(Element data from apps and pages)

********

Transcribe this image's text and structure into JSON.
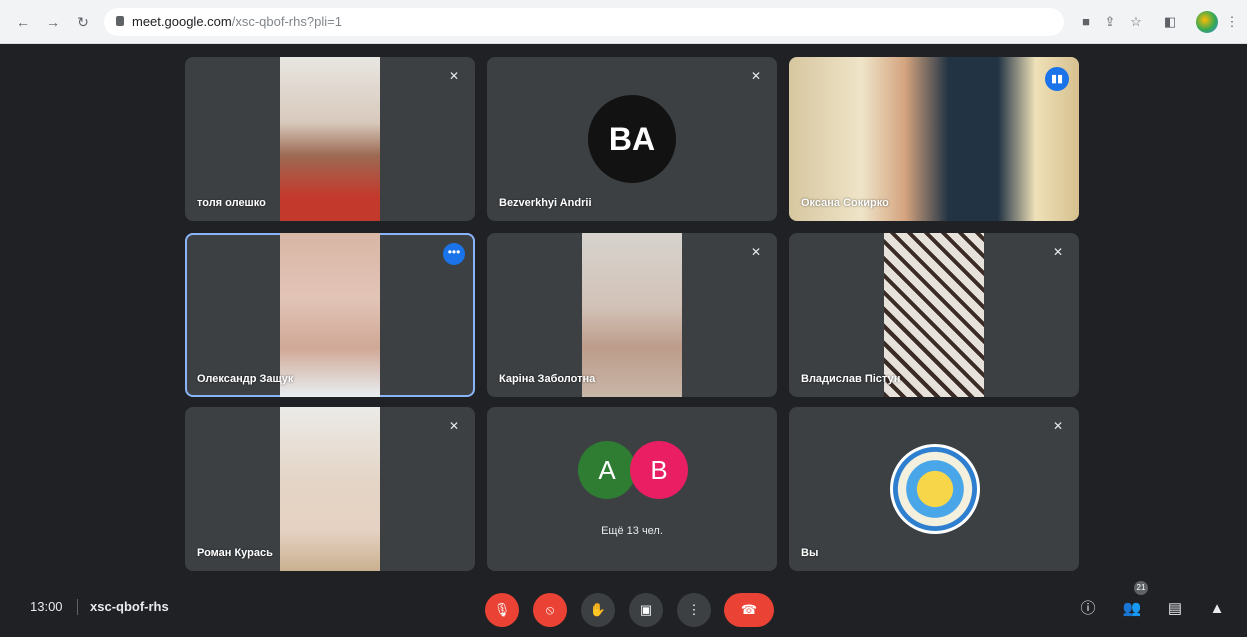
{
  "browser": {
    "url_host": "meet.google.com",
    "url_path": "/xsc-qbof-rhs?pli=1",
    "back_icon": "arrow-left-icon",
    "forward_icon": "arrow-right-icon",
    "reload_icon": "reload-icon"
  },
  "tiles": [
    {
      "name": "толя олешко"
    },
    {
      "name": "Bezverkhyi Andrii",
      "avatar_text": "BA"
    },
    {
      "name": "Оксана Сокирко"
    },
    {
      "name": "Олександр Защук"
    },
    {
      "name": "Каріна Заболотна"
    },
    {
      "name": "Владислав Пістун"
    },
    {
      "name": "Роман Курась"
    },
    {
      "others_text": "Ещё 13 чел.",
      "bubbles": [
        "A",
        "B"
      ]
    },
    {
      "name": "Вы"
    }
  ],
  "meeting": {
    "time": "13:00",
    "code": "xsc-qbof-rhs",
    "participant_count": "21"
  },
  "colors": {
    "background": "#202124",
    "tile": "#3c4043",
    "accent": "#1a73e8",
    "danger": "#ea4335",
    "bubble_a": "#2e7d32",
    "bubble_b": "#e91e63"
  }
}
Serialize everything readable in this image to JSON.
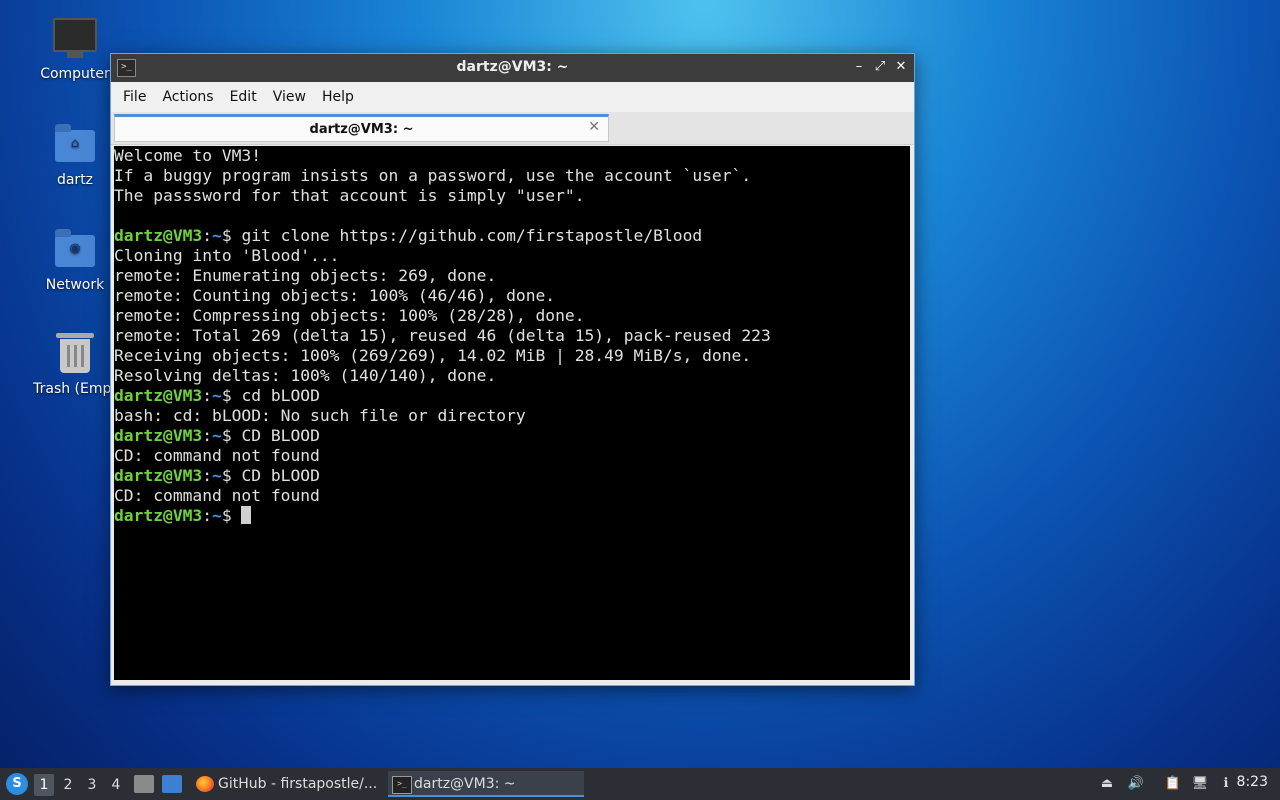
{
  "desktop": {
    "icons": [
      {
        "label": "Computer",
        "icon": "computer-icon"
      },
      {
        "label": "dartz",
        "icon": "home-folder-icon"
      },
      {
        "label": "Network",
        "icon": "network-folder-icon"
      },
      {
        "label": "Trash (Empt",
        "icon": "trash-icon"
      }
    ]
  },
  "window": {
    "title": "dartz@VM3: ~",
    "app_icon": ">_",
    "controls": {
      "minimize": "–",
      "maximize": "⤢",
      "close": "✕"
    },
    "menu": [
      "File",
      "Actions",
      "Edit",
      "View",
      "Help"
    ],
    "tab": {
      "label": "dartz@VM3: ~",
      "close": "✕"
    }
  },
  "terminal": {
    "prompt_user": "dartz@VM3",
    "prompt_sep": ":",
    "prompt_path": "~",
    "prompt_end": "$ ",
    "lines": [
      {
        "text": "Welcome to VM3!"
      },
      {
        "text": "If a buggy program insists on a password, use the account `user`."
      },
      {
        "text": "The passsword for that account is simply \"user\"."
      },
      {
        "text": ""
      },
      {
        "prompt": true,
        "text": "git clone https://github.com/firstapostle/Blood"
      },
      {
        "text": "Cloning into 'Blood'..."
      },
      {
        "text": "remote: Enumerating objects: 269, done."
      },
      {
        "text": "remote: Counting objects: 100% (46/46), done."
      },
      {
        "text": "remote: Compressing objects: 100% (28/28), done."
      },
      {
        "text": "remote: Total 269 (delta 15), reused 46 (delta 15), pack-reused 223"
      },
      {
        "text": "Receiving objects: 100% (269/269), 14.02 MiB | 28.49 MiB/s, done."
      },
      {
        "text": "Resolving deltas: 100% (140/140), done."
      },
      {
        "prompt": true,
        "text": "cd bLOOD"
      },
      {
        "text": "bash: cd: bLOOD: No such file or directory"
      },
      {
        "prompt": true,
        "text": "CD BLOOD"
      },
      {
        "text": "CD: command not found"
      },
      {
        "prompt": true,
        "text": "CD bLOOD"
      },
      {
        "text": "CD: command not found"
      },
      {
        "prompt": true,
        "text": "",
        "cursor": true
      }
    ]
  },
  "taskbar": {
    "start_icon": "lubuntu-start-icon",
    "workspaces": [
      "1",
      "2",
      "3",
      "4"
    ],
    "active_workspace": "1",
    "tasks": [
      {
        "label": "GitHub - firstapostle/...",
        "icon": "firefox-icon"
      },
      {
        "label": "dartz@VM3: ~",
        "icon": "terminal-icon"
      }
    ],
    "tray": [
      "⏏",
      "🔊",
      "📋",
      "🖥",
      "ℹ"
    ],
    "clock": "8:23"
  },
  "colors": {
    "prompt_user": "#6dd33a",
    "prompt_path": "#4d8ee8",
    "terminal_bg": "#000000",
    "accent": "#4a90d9"
  }
}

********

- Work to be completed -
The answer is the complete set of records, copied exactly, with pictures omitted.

- Response to this exercise -
Transcribe this image's text and structure into JSON.
{
  "browser": {
    "url_host": "meet.google.com",
    "url_path": "/xsc-qbof-rhs?pli=1",
    "back_icon": "arrow-left-icon",
    "forward_icon": "arrow-right-icon",
    "reload_icon": "reload-icon"
  },
  "tiles": [
    {
      "name": "толя олешко"
    },
    {
      "name": "Bezverkhyi Andrii",
      "avatar_text": "BA"
    },
    {
      "name": "Оксана Сокирко"
    },
    {
      "name": "Олександр Защук"
    },
    {
      "name": "Каріна Заболотна"
    },
    {
      "name": "Владислав Пістун"
    },
    {
      "name": "Роман Курась"
    },
    {
      "others_text": "Ещё 13 чел.",
      "bubbles": [
        "A",
        "B"
      ]
    },
    {
      "name": "Вы"
    }
  ],
  "meeting": {
    "time": "13:00",
    "code": "xsc-qbof-rhs",
    "participant_count": "21"
  },
  "colors": {
    "background": "#202124",
    "tile": "#3c4043",
    "accent": "#1a73e8",
    "danger": "#ea4335",
    "bubble_a": "#2e7d32",
    "bubble_b": "#e91e63"
  }
}
Serialize everything readable in this image to JSON.
{
  "desktop": {
    "icons": [
      {
        "label": "Computer",
        "icon": "computer-icon"
      },
      {
        "label": "dartz",
        "icon": "home-folder-icon"
      },
      {
        "label": "Network",
        "icon": "network-folder-icon"
      },
      {
        "label": "Trash (Empt",
        "icon": "trash-icon"
      }
    ]
  },
  "window": {
    "title": "dartz@VM3: ~",
    "app_icon": ">_",
    "controls": {
      "minimize": "–",
      "maximize": "⤢",
      "close": "✕"
    },
    "menu": [
      "File",
      "Actions",
      "Edit",
      "View",
      "Help"
    ],
    "tab": {
      "label": "dartz@VM3: ~",
      "close": "✕"
    }
  },
  "terminal": {
    "prompt_user": "dartz@VM3",
    "prompt_sep": ":",
    "prompt_path": "~",
    "prompt_end": "$ ",
    "lines": [
      {
        "text": "Welcome to VM3!"
      },
      {
        "text": "If a buggy program insists on a password, use the account `user`."
      },
      {
        "text": "The passsword for that account is simply \"user\"."
      },
      {
        "text": ""
      },
      {
        "prompt": true,
        "text": "git clone https://github.com/firstapostle/Blood"
      },
      {
        "text": "Cloning into 'Blood'..."
      },
      {
        "text": "remote: Enumerating objects: 269, done."
      },
      {
        "text": "remote: Counting objects: 100% (46/46), done."
      },
      {
        "text": "remote: Compressing objects: 100% (28/28), done."
      },
      {
        "text": "remote: Total 269 (delta 15), reused 46 (delta 15), pack-reused 223"
      },
      {
        "text": "Receiving objects: 100% (269/269), 14.02 MiB | 28.49 MiB/s, done."
      },
      {
        "text": "Resolving deltas: 100% (140/140), done."
      },
      {
        "prompt": true,
        "text": "cd bLOOD"
      },
      {
        "text": "bash: cd: bLOOD: No such file or directory"
      },
      {
        "prompt": true,
        "text": "CD BLOOD"
      },
      {
        "text": "CD: command not found"
      },
      {
        "prompt": true,
        "text": "CD bLOOD"
      },
      {
        "text": "CD: command not found"
      },
      {
        "prompt": true,
        "text": "",
        "cursor": true
      }
    ]
  },
  "taskbar": {
    "start_icon": "lubuntu-start-icon",
    "workspaces": [
      "1",
      "2",
      "3",
      "4"
    ],
    "active_workspace": "1",
    "tasks": [
      {
        "label": "GitHub - firstapostle/...",
        "icon": "firefox-icon"
      },
      {
        "label": "dartz@VM3: ~",
        "icon": "terminal-icon"
      }
    ],
    "tray": [
      "⏏",
      "🔊",
      "📋",
      "🖥",
      "ℹ"
    ],
    "clock": "8:23"
  },
  "colors": {
    "prompt_user": "#6dd33a",
    "prompt_path": "#4d8ee8",
    "terminal_bg": "#000000",
    "accent": "#4a90d9"
  }
}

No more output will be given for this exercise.